WORK ORDER >>
Copy each line of the following material exactly.

RECORDS TO USE >>
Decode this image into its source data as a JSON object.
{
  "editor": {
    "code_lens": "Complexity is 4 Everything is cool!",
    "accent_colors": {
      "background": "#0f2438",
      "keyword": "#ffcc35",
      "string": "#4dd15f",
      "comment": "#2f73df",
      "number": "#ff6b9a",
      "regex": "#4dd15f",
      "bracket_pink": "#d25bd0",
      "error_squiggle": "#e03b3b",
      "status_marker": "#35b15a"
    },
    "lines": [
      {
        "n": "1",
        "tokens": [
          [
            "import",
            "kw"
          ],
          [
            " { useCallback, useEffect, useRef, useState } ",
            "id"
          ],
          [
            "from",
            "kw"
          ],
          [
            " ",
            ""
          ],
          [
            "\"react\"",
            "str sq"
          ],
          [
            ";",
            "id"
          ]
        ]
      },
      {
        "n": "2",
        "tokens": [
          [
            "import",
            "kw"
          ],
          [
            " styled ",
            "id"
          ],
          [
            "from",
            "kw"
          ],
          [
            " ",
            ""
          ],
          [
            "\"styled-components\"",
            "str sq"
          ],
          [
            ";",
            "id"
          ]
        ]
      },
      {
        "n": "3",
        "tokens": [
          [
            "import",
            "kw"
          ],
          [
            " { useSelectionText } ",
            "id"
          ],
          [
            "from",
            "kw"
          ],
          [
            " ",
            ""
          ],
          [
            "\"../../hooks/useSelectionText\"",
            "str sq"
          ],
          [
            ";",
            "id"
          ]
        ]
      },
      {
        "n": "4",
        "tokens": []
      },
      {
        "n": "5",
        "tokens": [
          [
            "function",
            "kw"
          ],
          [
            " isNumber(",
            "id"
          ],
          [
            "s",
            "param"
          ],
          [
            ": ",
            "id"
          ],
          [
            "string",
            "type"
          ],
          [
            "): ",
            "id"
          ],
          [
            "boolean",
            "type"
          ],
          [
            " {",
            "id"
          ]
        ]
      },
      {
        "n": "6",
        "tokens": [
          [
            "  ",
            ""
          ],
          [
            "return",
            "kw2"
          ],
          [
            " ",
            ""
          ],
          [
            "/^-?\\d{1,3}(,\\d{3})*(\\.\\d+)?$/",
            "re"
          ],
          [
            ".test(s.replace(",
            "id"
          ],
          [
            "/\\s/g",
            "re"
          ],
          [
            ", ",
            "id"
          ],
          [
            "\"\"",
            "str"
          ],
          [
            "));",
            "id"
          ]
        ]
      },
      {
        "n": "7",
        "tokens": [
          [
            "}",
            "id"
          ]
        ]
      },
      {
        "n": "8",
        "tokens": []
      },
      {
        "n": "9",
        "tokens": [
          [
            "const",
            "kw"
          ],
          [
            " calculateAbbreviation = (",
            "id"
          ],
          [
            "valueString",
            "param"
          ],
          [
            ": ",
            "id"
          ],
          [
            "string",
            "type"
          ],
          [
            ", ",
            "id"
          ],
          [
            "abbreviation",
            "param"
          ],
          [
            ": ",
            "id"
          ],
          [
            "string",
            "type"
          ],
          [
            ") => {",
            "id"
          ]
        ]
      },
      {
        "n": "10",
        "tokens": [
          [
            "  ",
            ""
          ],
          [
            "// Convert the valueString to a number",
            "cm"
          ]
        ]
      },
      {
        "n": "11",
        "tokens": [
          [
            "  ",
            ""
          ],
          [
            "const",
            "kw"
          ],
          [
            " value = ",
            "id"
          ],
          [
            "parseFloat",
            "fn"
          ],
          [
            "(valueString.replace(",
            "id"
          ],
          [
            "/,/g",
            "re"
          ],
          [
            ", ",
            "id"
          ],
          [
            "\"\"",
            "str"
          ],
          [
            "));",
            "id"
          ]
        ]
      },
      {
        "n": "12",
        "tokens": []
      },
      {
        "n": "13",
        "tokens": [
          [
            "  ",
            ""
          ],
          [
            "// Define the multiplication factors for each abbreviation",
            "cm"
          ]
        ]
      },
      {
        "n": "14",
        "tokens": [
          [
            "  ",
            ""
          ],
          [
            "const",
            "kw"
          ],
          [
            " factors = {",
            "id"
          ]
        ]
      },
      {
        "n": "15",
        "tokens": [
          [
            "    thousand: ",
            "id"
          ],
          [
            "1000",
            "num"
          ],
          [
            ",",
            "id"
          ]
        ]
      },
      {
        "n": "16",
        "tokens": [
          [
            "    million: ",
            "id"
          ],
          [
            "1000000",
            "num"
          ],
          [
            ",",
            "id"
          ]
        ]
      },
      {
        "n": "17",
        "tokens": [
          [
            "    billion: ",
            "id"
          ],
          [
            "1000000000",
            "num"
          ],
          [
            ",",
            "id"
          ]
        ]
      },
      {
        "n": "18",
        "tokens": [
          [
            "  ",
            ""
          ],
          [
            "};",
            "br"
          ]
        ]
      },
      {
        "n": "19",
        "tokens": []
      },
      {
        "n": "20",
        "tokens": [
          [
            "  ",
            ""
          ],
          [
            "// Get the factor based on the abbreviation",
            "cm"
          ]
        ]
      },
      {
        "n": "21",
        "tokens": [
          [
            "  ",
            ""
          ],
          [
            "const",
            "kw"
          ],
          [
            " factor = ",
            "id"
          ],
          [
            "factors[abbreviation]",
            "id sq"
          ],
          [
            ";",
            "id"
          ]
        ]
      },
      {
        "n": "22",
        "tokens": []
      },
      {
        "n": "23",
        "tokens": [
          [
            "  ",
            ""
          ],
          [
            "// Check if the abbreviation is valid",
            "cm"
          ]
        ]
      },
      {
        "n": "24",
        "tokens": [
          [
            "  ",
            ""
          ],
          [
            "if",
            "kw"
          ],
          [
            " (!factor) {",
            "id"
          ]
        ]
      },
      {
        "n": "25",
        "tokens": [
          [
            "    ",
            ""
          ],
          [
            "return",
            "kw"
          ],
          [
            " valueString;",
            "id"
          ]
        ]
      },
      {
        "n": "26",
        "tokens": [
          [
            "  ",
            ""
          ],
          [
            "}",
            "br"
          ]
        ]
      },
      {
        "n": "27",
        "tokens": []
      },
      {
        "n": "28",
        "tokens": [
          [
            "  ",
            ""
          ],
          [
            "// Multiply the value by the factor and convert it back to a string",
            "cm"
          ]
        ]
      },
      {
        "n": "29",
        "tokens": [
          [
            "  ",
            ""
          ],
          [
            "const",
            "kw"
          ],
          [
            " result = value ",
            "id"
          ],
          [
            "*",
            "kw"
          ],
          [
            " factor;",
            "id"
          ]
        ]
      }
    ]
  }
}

EXPECTED ANSWER >>
Decode this image into its source data as a JSON object.
{
  "editor": {
    "code_lens": "Complexity is 4 Everything is cool!",
    "accent_colors": {
      "background": "#0f2438",
      "keyword": "#ffcc35",
      "string": "#4dd15f",
      "comment": "#2f73df",
      "number": "#ff6b9a",
      "regex": "#4dd15f",
      "bracket_pink": "#d25bd0",
      "error_squiggle": "#e03b3b",
      "status_marker": "#35b15a"
    },
    "lines": [
      {
        "n": "1",
        "tokens": [
          [
            "import",
            "kw"
          ],
          [
            " { useCallback, useEffect, useRef, useState } ",
            "id"
          ],
          [
            "from",
            "kw"
          ],
          [
            " ",
            ""
          ],
          [
            "\"react\"",
            "str sq"
          ],
          [
            ";",
            "id"
          ]
        ]
      },
      {
        "n": "2",
        "tokens": [
          [
            "import",
            "kw"
          ],
          [
            " styled ",
            "id"
          ],
          [
            "from",
            "kw"
          ],
          [
            " ",
            ""
          ],
          [
            "\"styled-components\"",
            "str sq"
          ],
          [
            ";",
            "id"
          ]
        ]
      },
      {
        "n": "3",
        "tokens": [
          [
            "import",
            "kw"
          ],
          [
            " { useSelectionText } ",
            "id"
          ],
          [
            "from",
            "kw"
          ],
          [
            " ",
            ""
          ],
          [
            "\"../../hooks/useSelectionText\"",
            "str sq"
          ],
          [
            ";",
            "id"
          ]
        ]
      },
      {
        "n": "4",
        "tokens": []
      },
      {
        "n": "5",
        "tokens": [
          [
            "function",
            "kw"
          ],
          [
            " isNumber(",
            "id"
          ],
          [
            "s",
            "param"
          ],
          [
            ": ",
            "id"
          ],
          [
            "string",
            "type"
          ],
          [
            "): ",
            "id"
          ],
          [
            "boolean",
            "type"
          ],
          [
            " {",
            "id"
          ]
        ]
      },
      {
        "n": "6",
        "tokens": [
          [
            "  ",
            ""
          ],
          [
            "return",
            "kw2"
          ],
          [
            " ",
            ""
          ],
          [
            "/^-?\\d{1,3}(,\\d{3})*(\\.\\d+)?$/",
            "re"
          ],
          [
            ".test(s.replace(",
            "id"
          ],
          [
            "/\\s/g",
            "re"
          ],
          [
            ", ",
            "id"
          ],
          [
            "\"\"",
            "str"
          ],
          [
            "));",
            "id"
          ]
        ]
      },
      {
        "n": "7",
        "tokens": [
          [
            "}",
            "id"
          ]
        ]
      },
      {
        "n": "8",
        "tokens": []
      },
      {
        "n": "9",
        "tokens": [
          [
            "const",
            "kw"
          ],
          [
            " calculateAbbreviation = (",
            "id"
          ],
          [
            "valueString",
            "param"
          ],
          [
            ": ",
            "id"
          ],
          [
            "string",
            "type"
          ],
          [
            ", ",
            "id"
          ],
          [
            "abbreviation",
            "param"
          ],
          [
            ": ",
            "id"
          ],
          [
            "string",
            "type"
          ],
          [
            ") => {",
            "id"
          ]
        ]
      },
      {
        "n": "10",
        "tokens": [
          [
            "  ",
            ""
          ],
          [
            "// Convert the valueString to a number",
            "cm"
          ]
        ]
      },
      {
        "n": "11",
        "tokens": [
          [
            "  ",
            ""
          ],
          [
            "const",
            "kw"
          ],
          [
            " value = ",
            "id"
          ],
          [
            "parseFloat",
            "fn"
          ],
          [
            "(valueString.replace(",
            "id"
          ],
          [
            "/,/g",
            "re"
          ],
          [
            ", ",
            "id"
          ],
          [
            "\"\"",
            "str"
          ],
          [
            "));",
            "id"
          ]
        ]
      },
      {
        "n": "12",
        "tokens": []
      },
      {
        "n": "13",
        "tokens": [
          [
            "  ",
            ""
          ],
          [
            "// Define the multiplication factors for each abbreviation",
            "cm"
          ]
        ]
      },
      {
        "n": "14",
        "tokens": [
          [
            "  ",
            ""
          ],
          [
            "const",
            "kw"
          ],
          [
            " factors = {",
            "id"
          ]
        ]
      },
      {
        "n": "15",
        "tokens": [
          [
            "    thousand: ",
            "id"
          ],
          [
            "1000",
            "num"
          ],
          [
            ",",
            "id"
          ]
        ]
      },
      {
        "n": "16",
        "tokens": [
          [
            "    million: ",
            "id"
          ],
          [
            "1000000",
            "num"
          ],
          [
            ",",
            "id"
          ]
        ]
      },
      {
        "n": "17",
        "tokens": [
          [
            "    billion: ",
            "id"
          ],
          [
            "1000000000",
            "num"
          ],
          [
            ",",
            "id"
          ]
        ]
      },
      {
        "n": "18",
        "tokens": [
          [
            "  ",
            ""
          ],
          [
            "};",
            "br"
          ]
        ]
      },
      {
        "n": "19",
        "tokens": []
      },
      {
        "n": "20",
        "tokens": [
          [
            "  ",
            ""
          ],
          [
            "// Get the factor based on the abbreviation",
            "cm"
          ]
        ]
      },
      {
        "n": "21",
        "tokens": [
          [
            "  ",
            ""
          ],
          [
            "const",
            "kw"
          ],
          [
            " factor = ",
            "id"
          ],
          [
            "factors[abbreviation]",
            "id sq"
          ],
          [
            ";",
            "id"
          ]
        ]
      },
      {
        "n": "22",
        "tokens": []
      },
      {
        "n": "23",
        "tokens": [
          [
            "  ",
            ""
          ],
          [
            "// Check if the abbreviation is valid",
            "cm"
          ]
        ]
      },
      {
        "n": "24",
        "tokens": [
          [
            "  ",
            ""
          ],
          [
            "if",
            "kw"
          ],
          [
            " (!factor) {",
            "id"
          ]
        ]
      },
      {
        "n": "25",
        "tokens": [
          [
            "    ",
            ""
          ],
          [
            "return",
            "kw"
          ],
          [
            " valueString;",
            "id"
          ]
        ]
      },
      {
        "n": "26",
        "tokens": [
          [
            "  ",
            ""
          ],
          [
            "}",
            "br"
          ]
        ]
      },
      {
        "n": "27",
        "tokens": []
      },
      {
        "n": "28",
        "tokens": [
          [
            "  ",
            ""
          ],
          [
            "// Multiply the value by the factor and convert it back to a string",
            "cm"
          ]
        ]
      },
      {
        "n": "29",
        "tokens": [
          [
            "  ",
            ""
          ],
          [
            "const",
            "kw"
          ],
          [
            " result = value ",
            "id"
          ],
          [
            "*",
            "kw"
          ],
          [
            " factor;",
            "id"
          ]
        ]
      }
    ]
  }
}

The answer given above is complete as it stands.